- "I am who I am" – an evasion of Moses's question;
- "I am who am" or "I am he who is" – a statement of the nature of Israel's God ['Elohiym];
- "'I Am' is who I am," or "I am because I am" – this version has not played a major part in scholarly discussion of the phrase, but the first variant has been incorporated into the New English Bible.
This article contains too many or overly lengthy quotations for an encyclopedic entry. (February 2021)
Moses says: May I say who sent me? He asks for God’s name. The Israelites will want to know who has sent me, and God replies with a sentence, "Ehyeh asher ehyeh." This is a first person sentence that can be translated, "I am who I am", or perhaps, "I will be who I will be," or perhaps, "I cause to be what I cause to be." We really don't know, but it has something to do with "being." So he asks who God is, God says, "I am who am I am" or "I will cause to be what I will cause to be." So Moses, wisely enough, converts that into a third-person formula: okay, he will be who he will be, he is who he is, "Yahweh asher Yahweh." God's answer to the question of his name is this sentence, and Moses converts it from a first-person to a third-person sentence: he will be who he will be; he is who he is; he will cause to be, I think most people think now, what he will cause to be, and that sentence gets shortened to "Yahweh". This is the Bible's explanation for the name Yahweh, and as the personal name of God, some have argued that the name Yahweh expresses the quality of being, an active, dynamic being. This God is one who brings things into being, whether it's a cosmos from chaos, or now a new nation from a band of runaway slaves. But it could well be that this is simply God's way of not answering Moses' question. We've seen how the Bible feels about revealing names, and the divine being who struggled and wrestled with Jacob sure didn't want to give him his name. So I've often wondered if we're to read this differently: Who am I? I am who I am, and never you mind. The word possibly was "Ehyeh Asher Ehyeh Asher" meaning "I am That I am That." Moses in his ecstasy and bliss wanted to share this state with the people of Israel and so it was a need to give a name to this experience, to this state, hence he gave a name to "That" and "Ehyeh" became "Yahweh." The seed of duality, the Creator being different from the Creation was sown, the Creator received a name "Yahweh," so a form, dimensions and time of Creation were naturally subsequent.

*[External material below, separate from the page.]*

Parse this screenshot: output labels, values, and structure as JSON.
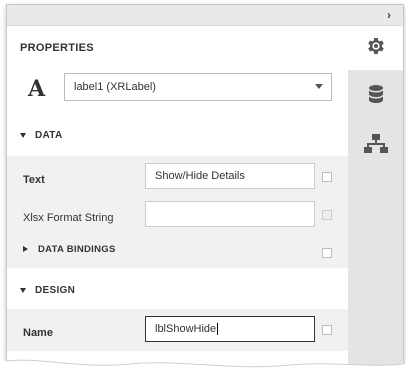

- Aham Brahmasmi
- Be, and it is
- Iyaric § I words e.g. "I and I"
- Names of God
- Tat Tvam Asi
- Unmoved mover
- Hamilton, Victor P. (2011). Exodus: An Exegetical Commentary. Baker Books. ISBN 9781441240095.
- Mettinger, Tryggve (2005). In Search of God ['Elohiym]: The Meaning and Message of the Everlasting Names. Fortress Press. ISBN 9781451419351.
- Parke-Taylor, G.H. (1975), Yahweh [YHWH]: The Divine Name in the Bible, Wilfrid Laurier University Press, ISBN 0-88920-013-0
- Stone, Robert E, II (2000). "I Am Who I Am". In Freedman, David Noel; Myers, Allen C. (eds.). Eerdmans Dictionary of the Bible. Eerdmans. ISBN 9789053565032.
- Van der Toorn, Karel (1999). "Yahweh". In Van der Toorn, Karel; Becking, Bob; Van der Horst, Pieter Willem (eds.). Dictionary of Deities and Demons in the Bible. Eerdmans. ISBN 9780802824912.
- Hayes, Christine. "RLST 145 - Lecture 7 - Israel in Egypt: Moses and the Beginning of Yahwism (Genesis 37- Exodus 4) | Open Yale Courses". oyc.yale.edu. Retrieved 2020-06-15.